Exercise details:
A faithful copy of the entire listing is what is needed.

Task material:
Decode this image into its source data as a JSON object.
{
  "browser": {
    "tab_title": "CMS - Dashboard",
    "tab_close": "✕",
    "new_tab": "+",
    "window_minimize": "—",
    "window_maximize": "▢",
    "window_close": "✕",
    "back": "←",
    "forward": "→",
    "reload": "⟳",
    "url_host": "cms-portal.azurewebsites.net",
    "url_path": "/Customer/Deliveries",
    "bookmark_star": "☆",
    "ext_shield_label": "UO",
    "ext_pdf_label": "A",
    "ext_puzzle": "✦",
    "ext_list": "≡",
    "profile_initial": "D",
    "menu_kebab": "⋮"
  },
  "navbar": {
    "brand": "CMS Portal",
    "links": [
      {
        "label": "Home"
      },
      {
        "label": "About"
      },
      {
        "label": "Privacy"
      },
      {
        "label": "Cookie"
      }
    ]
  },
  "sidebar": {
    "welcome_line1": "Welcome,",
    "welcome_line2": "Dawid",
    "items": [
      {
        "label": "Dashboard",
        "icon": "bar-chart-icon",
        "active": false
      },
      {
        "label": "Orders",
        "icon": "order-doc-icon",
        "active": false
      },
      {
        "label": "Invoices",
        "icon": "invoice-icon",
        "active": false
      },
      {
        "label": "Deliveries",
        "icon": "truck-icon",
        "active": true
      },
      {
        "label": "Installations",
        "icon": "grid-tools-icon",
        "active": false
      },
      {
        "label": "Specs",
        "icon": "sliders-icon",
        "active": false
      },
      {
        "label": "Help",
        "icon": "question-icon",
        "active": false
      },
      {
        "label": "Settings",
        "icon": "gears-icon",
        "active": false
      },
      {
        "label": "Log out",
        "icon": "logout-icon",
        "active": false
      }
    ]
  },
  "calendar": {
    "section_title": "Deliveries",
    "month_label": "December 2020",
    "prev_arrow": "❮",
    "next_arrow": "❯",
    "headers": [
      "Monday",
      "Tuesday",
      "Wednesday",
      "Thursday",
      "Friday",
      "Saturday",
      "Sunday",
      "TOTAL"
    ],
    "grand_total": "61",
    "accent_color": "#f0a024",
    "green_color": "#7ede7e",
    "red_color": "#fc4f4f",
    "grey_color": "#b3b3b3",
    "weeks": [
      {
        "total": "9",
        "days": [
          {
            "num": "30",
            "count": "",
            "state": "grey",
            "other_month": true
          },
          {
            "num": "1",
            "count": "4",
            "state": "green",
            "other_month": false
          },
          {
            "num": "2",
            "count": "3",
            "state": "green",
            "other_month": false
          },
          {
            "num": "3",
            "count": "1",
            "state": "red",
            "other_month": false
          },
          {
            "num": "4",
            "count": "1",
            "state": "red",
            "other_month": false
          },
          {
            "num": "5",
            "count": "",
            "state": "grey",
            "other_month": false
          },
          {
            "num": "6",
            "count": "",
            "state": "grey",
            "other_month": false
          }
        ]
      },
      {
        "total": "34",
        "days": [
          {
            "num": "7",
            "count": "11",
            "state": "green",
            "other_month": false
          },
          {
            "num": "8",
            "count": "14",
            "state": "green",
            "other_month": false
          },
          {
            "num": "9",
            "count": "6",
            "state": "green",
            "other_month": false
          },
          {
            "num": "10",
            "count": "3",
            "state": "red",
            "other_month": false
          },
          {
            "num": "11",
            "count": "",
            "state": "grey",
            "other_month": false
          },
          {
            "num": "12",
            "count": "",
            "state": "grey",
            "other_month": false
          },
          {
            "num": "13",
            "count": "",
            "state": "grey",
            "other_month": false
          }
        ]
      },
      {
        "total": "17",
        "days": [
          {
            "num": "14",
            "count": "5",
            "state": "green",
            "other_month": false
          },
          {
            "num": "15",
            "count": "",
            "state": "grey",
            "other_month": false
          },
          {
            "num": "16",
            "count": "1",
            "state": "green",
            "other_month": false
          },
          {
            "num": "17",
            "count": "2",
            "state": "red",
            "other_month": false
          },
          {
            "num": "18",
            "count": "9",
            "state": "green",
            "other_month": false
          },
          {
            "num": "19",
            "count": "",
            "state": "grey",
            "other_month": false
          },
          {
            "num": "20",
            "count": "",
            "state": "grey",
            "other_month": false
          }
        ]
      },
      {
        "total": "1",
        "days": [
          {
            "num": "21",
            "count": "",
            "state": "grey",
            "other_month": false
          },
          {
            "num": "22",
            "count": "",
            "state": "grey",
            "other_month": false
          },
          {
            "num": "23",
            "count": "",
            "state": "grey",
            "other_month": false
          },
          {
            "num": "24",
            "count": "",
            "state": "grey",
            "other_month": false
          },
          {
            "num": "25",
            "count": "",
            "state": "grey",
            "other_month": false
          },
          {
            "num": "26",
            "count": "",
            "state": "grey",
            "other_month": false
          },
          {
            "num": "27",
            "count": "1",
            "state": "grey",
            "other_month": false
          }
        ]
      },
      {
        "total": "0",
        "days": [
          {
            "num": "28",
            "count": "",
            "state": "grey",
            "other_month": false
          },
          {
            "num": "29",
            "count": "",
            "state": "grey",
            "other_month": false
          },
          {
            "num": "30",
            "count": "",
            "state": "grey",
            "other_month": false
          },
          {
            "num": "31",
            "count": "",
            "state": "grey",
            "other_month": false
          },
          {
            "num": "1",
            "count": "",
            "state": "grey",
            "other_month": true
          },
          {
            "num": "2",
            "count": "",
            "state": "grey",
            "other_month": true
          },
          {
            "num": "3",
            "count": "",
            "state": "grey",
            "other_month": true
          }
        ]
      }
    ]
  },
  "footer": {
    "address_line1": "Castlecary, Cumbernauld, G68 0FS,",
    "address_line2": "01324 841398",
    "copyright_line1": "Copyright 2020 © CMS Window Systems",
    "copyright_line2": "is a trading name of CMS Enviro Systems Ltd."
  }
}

Exercise result:
Decode this image into its source data as a JSON object.
{
  "browser": {
    "tab_title": "CMS - Dashboard",
    "tab_close": "✕",
    "new_tab": "+",
    "window_minimize": "—",
    "window_maximize": "▢",
    "window_close": "✕",
    "back": "←",
    "forward": "→",
    "reload": "⟳",
    "url_host": "cms-portal.azurewebsites.net",
    "url_path": "/Customer/Deliveries",
    "bookmark_star": "☆",
    "ext_shield_label": "UO",
    "ext_pdf_label": "A",
    "ext_puzzle": "✦",
    "ext_list": "≡",
    "profile_initial": "D",
    "menu_kebab": "⋮"
  },
  "navbar": {
    "brand": "CMS Portal",
    "links": [
      {
        "label": "Home"
      },
      {
        "label": "About"
      },
      {
        "label": "Privacy"
      },
      {
        "label": "Cookie"
      }
    ]
  },
  "sidebar": {
    "welcome_line1": "Welcome,",
    "welcome_line2": "Dawid",
    "items": [
      {
        "label": "Dashboard",
        "icon": "bar-chart-icon",
        "active": false
      },
      {
        "label": "Orders",
        "icon": "order-doc-icon",
        "active": false
      },
      {
        "label": "Invoices",
        "icon": "invoice-icon",
        "active": false
      },
      {
        "label": "Deliveries",
        "icon": "truck-icon",
        "active": true
      },
      {
        "label": "Installations",
        "icon": "grid-tools-icon",
        "active": false
      },
      {
        "label": "Specs",
        "icon": "sliders-icon",
        "active": false
      },
      {
        "label": "Help",
        "icon": "question-icon",
        "active": false
      },
      {
        "label": "Settings",
        "icon": "gears-icon",
        "active": false
      },
      {
        "label": "Log out",
        "icon": "logout-icon",
        "active": false
      }
    ]
  },
  "calendar": {
    "section_title": "Deliveries",
    "month_label": "December 2020",
    "prev_arrow": "❮",
    "next_arrow": "❯",
    "headers": [
      "Monday",
      "Tuesday",
      "Wednesday",
      "Thursday",
      "Friday",
      "Saturday",
      "Sunday",
      "TOTAL"
    ],
    "grand_total": "61",
    "accent_color": "#f0a024",
    "green_color": "#7ede7e",
    "red_color": "#fc4f4f",
    "grey_color": "#b3b3b3",
    "weeks": [
      {
        "total": "9",
        "days": [
          {
            "num": "30",
            "count": "",
            "state": "grey",
            "other_month": true
          },
          {
            "num": "1",
            "count": "4",
            "state": "green",
            "other_month": false
          },
          {
            "num": "2",
            "count": "3",
            "state": "green",
            "other_month": false
          },
          {
            "num": "3",
            "count": "1",
            "state": "red",
            "other_month": false
          },
          {
            "num": "4",
            "count": "1",
            "state": "red",
            "other_month": false
          },
          {
            "num": "5",
            "count": "",
            "state": "grey",
            "other_month": false
          },
          {
            "num": "6",
            "count": "",
            "state": "grey",
            "other_month": false
          }
        ]
      },
      {
        "total": "34",
        "days": [
          {
            "num": "7",
            "count": "11",
            "state": "green",
            "other_month": false
          },
          {
            "num": "8",
            "count": "14",
            "state": "green",
            "other_month": false
          },
          {
            "num": "9",
            "count": "6",
            "state": "green",
            "other_month": false
          },
          {
            "num": "10",
            "count": "3",
            "state": "red",
            "other_month": false
          },
          {
            "num": "11",
            "count": "",
            "state": "grey",
            "other_month": false
          },
          {
            "num": "12",
            "count": "",
            "state": "grey",
            "other_month": false
          },
          {
            "num": "13",
            "count": "",
            "state": "grey",
            "other_month": false
          }
        ]
      },
      {
        "total": "17",
        "days": [
          {
            "num": "14",
            "count": "5",
            "state": "green",
            "other_month": false
          },
          {
            "num": "15",
            "count": "",
            "state": "grey",
            "other_month": false
          },
          {
            "num": "16",
            "count": "1",
            "state": "green",
            "other_month": false
          },
          {
            "num": "17",
            "count": "2",
            "state": "red",
            "other_month": false
          },
          {
            "num": "18",
            "count": "9",
            "state": "green",
            "other_month": false
          },
          {
            "num": "19",
            "count": "",
            "state": "grey",
            "other_month": false
          },
          {
            "num": "20",
            "count": "",
            "state": "grey",
            "other_month": false
          }
        ]
      },
      {
        "total": "1",
        "days": [
          {
            "num": "21",
            "count": "",
            "state": "grey",
            "other_month": false
          },
          {
            "num": "22",
            "count": "",
            "state": "grey",
            "other_month": false
          },
          {
            "num": "23",
            "count": "",
            "state": "grey",
            "other_month": false
          },
          {
            "num": "24",
            "count": "",
            "state": "grey",
            "other_month": false
          },
          {
            "num": "25",
            "count": "",
            "state": "grey",
            "other_month": false
          },
          {
            "num": "26",
            "count": "",
            "state": "grey",
            "other_month": false
          },
          {
            "num": "27",
            "count": "1",
            "state": "grey",
            "other_month": false
          }
        ]
      },
      {
        "total": "0",
        "days": [
          {
            "num": "28",
            "count": "",
            "state": "grey",
            "other_month": false
          },
          {
            "num": "29",
            "count": "",
            "state": "grey",
            "other_month": false
          },
          {
            "num": "30",
            "count": "",
            "state": "grey",
            "other_month": false
          },
          {
            "num": "31",
            "count": "",
            "state": "grey",
            "other_month": false
          },
          {
            "num": "1",
            "count": "",
            "state": "grey",
            "other_month": true
          },
          {
            "num": "2",
            "count": "",
            "state": "grey",
            "other_month": true
          },
          {
            "num": "3",
            "count": "",
            "state": "grey",
            "other_month": true
          }
        ]
      }
    ]
  },
  "footer": {
    "address_line1": "Castlecary, Cumbernauld, G68 0FS,",
    "address_line2": "01324 841398",
    "copyright_line1": "Copyright 2020 © CMS Window Systems",
    "copyright_line2": "is a trading name of CMS Enviro Systems Ltd."
  }
}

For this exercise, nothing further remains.